**Source material**.
*** Block opens ***
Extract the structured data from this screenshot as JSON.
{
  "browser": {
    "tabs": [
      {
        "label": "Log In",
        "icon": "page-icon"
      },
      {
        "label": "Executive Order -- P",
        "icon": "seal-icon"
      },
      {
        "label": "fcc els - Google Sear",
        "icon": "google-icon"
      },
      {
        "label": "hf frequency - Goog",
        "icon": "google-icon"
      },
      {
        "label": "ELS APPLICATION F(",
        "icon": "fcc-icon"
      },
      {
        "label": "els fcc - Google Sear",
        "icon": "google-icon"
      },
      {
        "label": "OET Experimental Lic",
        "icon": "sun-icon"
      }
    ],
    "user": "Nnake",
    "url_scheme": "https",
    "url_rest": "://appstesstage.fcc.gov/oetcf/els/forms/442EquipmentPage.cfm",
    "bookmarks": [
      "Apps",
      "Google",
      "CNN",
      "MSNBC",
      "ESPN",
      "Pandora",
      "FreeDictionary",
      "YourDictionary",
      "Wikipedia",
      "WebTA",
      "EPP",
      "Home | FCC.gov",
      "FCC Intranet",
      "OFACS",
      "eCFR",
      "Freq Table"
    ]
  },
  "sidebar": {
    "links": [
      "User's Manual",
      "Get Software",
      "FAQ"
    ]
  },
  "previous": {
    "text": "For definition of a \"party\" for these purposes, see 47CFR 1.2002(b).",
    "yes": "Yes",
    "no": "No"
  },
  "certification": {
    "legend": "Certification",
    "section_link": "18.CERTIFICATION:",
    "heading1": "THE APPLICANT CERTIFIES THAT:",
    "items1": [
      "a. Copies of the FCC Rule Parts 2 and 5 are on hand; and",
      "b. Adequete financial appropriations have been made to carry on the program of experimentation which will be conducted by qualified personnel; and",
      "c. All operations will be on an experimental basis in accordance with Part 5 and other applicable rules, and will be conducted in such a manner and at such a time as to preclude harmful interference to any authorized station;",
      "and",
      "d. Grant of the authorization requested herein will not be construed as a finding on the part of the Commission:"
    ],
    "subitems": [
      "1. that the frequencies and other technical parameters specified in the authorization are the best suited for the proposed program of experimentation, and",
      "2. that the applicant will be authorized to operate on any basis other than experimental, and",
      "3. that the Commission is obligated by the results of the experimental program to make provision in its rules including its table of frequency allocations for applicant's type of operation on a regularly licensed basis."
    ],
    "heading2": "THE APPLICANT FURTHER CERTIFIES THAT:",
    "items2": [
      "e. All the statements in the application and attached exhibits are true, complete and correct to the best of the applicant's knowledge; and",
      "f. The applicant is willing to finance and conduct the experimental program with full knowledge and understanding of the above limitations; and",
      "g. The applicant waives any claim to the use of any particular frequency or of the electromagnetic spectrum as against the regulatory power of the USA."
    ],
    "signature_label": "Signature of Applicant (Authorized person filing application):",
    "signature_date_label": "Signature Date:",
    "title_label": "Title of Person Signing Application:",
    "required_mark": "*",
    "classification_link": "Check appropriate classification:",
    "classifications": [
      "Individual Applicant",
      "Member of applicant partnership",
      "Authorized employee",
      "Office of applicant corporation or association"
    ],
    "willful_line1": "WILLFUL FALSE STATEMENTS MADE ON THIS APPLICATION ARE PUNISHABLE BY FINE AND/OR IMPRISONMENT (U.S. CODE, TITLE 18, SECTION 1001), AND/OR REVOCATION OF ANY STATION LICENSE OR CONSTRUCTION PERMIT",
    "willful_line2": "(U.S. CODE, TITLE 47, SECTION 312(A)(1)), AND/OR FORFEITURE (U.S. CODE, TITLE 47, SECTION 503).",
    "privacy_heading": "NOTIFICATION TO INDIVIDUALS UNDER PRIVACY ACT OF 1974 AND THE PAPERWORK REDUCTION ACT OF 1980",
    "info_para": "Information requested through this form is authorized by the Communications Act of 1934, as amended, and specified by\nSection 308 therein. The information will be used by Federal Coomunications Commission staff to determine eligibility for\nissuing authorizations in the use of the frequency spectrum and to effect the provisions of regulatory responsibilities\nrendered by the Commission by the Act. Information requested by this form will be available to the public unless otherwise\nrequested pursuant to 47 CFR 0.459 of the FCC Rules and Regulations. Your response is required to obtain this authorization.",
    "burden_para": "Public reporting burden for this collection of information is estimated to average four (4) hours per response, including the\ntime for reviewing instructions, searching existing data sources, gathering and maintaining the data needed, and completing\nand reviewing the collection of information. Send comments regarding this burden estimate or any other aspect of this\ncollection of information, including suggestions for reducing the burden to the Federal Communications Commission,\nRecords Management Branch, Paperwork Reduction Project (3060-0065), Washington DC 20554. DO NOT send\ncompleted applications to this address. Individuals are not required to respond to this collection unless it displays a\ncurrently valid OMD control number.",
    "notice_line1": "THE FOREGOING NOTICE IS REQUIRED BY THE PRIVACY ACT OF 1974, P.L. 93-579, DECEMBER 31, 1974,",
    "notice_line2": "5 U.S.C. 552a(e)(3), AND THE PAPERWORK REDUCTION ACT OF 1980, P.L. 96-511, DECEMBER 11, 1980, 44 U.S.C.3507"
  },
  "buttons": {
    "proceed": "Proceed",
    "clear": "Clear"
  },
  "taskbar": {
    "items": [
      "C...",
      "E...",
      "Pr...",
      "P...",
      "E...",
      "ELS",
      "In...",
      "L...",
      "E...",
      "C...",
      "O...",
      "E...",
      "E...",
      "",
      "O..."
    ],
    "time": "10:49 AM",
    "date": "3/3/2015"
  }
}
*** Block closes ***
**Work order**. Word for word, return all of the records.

**Solution to this exercise**.
Extract the structured data from this screenshot as JSON.
{
  "browser": {
    "tabs": [
      {
        "label": "Log In",
        "icon": "page-icon"
      },
      {
        "label": "Executive Order -- P",
        "icon": "seal-icon"
      },
      {
        "label": "fcc els - Google Sear",
        "icon": "google-icon"
      },
      {
        "label": "hf frequency - Goog",
        "icon": "google-icon"
      },
      {
        "label": "ELS APPLICATION F(",
        "icon": "fcc-icon"
      },
      {
        "label": "els fcc - Google Sear",
        "icon": "google-icon"
      },
      {
        "label": "OET Experimental Lic",
        "icon": "sun-icon"
      }
    ],
    "user": "Nnake",
    "url_scheme": "https",
    "url_rest": "://appstesstage.fcc.gov/oetcf/els/forms/442EquipmentPage.cfm",
    "bookmarks": [
      "Apps",
      "Google",
      "CNN",
      "MSNBC",
      "ESPN",
      "Pandora",
      "FreeDictionary",
      "YourDictionary",
      "Wikipedia",
      "WebTA",
      "EPP",
      "Home | FCC.gov",
      "FCC Intranet",
      "OFACS",
      "eCFR",
      "Freq Table"
    ]
  },
  "sidebar": {
    "links": [
      "User's Manual",
      "Get Software",
      "FAQ"
    ]
  },
  "previous": {
    "text": "For definition of a \"party\" for these purposes, see 47CFR 1.2002(b).",
    "yes": "Yes",
    "no": "No"
  },
  "certification": {
    "legend": "Certification",
    "section_link": "18.CERTIFICATION:",
    "heading1": "THE APPLICANT CERTIFIES THAT:",
    "items1": [
      "a. Copies of the FCC Rule Parts 2 and 5 are on hand; and",
      "b. Adequete financial appropriations have been made to carry on the program of experimentation which will be conducted by qualified personnel; and",
      "c. All operations will be on an experimental basis in accordance with Part 5 and other applicable rules, and will be conducted in such a manner and at such a time as to preclude harmful interference to any authorized station;",
      "and",
      "d. Grant of the authorization requested herein will not be construed as a finding on the part of the Commission:"
    ],
    "subitems": [
      "1. that the frequencies and other technical parameters specified in the authorization are the best suited for the proposed program of experimentation, and",
      "2. that the applicant will be authorized to operate on any basis other than experimental, and",
      "3. that the Commission is obligated by the results of the experimental program to make provision in its rules including its table of frequency allocations for applicant's type of operation on a regularly licensed basis."
    ],
    "heading2": "THE APPLICANT FURTHER CERTIFIES THAT:",
    "items2": [
      "e. All the statements in the application and attached exhibits are true, complete and correct to the best of the applicant's knowledge; and",
      "f. The applicant is willing to finance and conduct the experimental program with full knowledge and understanding of the above limitations; and",
      "g. The applicant waives any claim to the use of any particular frequency or of the electromagnetic spectrum as against the regulatory power of the USA."
    ],
    "signature_label": "Signature of Applicant (Authorized person filing application):",
    "signature_date_label": "Signature Date:",
    "title_label": "Title of Person Signing Application:",
    "required_mark": "*",
    "classification_link": "Check appropriate classification:",
    "classifications": [
      "Individual Applicant",
      "Member of applicant partnership",
      "Authorized employee",
      "Office of applicant corporation or association"
    ],
    "willful_line1": "WILLFUL FALSE STATEMENTS MADE ON THIS APPLICATION ARE PUNISHABLE BY FINE AND/OR IMPRISONMENT (U.S. CODE, TITLE 18, SECTION 1001), AND/OR REVOCATION OF ANY STATION LICENSE OR CONSTRUCTION PERMIT",
    "willful_line2": "(U.S. CODE, TITLE 47, SECTION 312(A)(1)), AND/OR FORFEITURE (U.S. CODE, TITLE 47, SECTION 503).",
    "privacy_heading": "NOTIFICATION TO INDIVIDUALS UNDER PRIVACY ACT OF 1974 AND THE PAPERWORK REDUCTION ACT OF 1980",
    "info_para": "Information requested through this form is authorized by the Communications Act of 1934, as amended, and specified by\nSection 308 therein. The information will be used by Federal Coomunications Commission staff to determine eligibility for\nissuing authorizations in the use of the frequency spectrum and to effect the provisions of regulatory responsibilities\nrendered by the Commission by the Act. Information requested by this form will be available to the public unless otherwise\nrequested pursuant to 47 CFR 0.459 of the FCC Rules and Regulations. Your response is required to obtain this authorization.",
    "burden_para": "Public reporting burden for this collection of information is estimated to average four (4) hours per response, including the\ntime for reviewing instructions, searching existing data sources, gathering and maintaining the data needed, and completing\nand reviewing the collection of information. Send comments regarding this burden estimate or any other aspect of this\ncollection of information, including suggestions for reducing the burden to the Federal Communications Commission,\nRecords Management Branch, Paperwork Reduction Project (3060-0065), Washington DC 20554. DO NOT send\ncompleted applications to this address. Individuals are not required to respond to this collection unless it displays a\ncurrently valid OMD control number.",
    "notice_line1": "THE FOREGOING NOTICE IS REQUIRED BY THE PRIVACY ACT OF 1974, P.L. 93-579, DECEMBER 31, 1974,",
    "notice_line2": "5 U.S.C. 552a(e)(3), AND THE PAPERWORK REDUCTION ACT OF 1980, P.L. 96-511, DECEMBER 11, 1980, 44 U.S.C.3507"
  },
  "buttons": {
    "proceed": "Proceed",
    "clear": "Clear"
  },
  "taskbar": {
    "items": [
      "C...",
      "E...",
      "Pr...",
      "P...",
      "E...",
      "ELS",
      "In...",
      "L...",
      "E...",
      "C...",
      "O...",
      "E...",
      "E...",
      "",
      "O..."
    ],
    "time": "10:49 AM",
    "date": "3/3/2015"
  }
}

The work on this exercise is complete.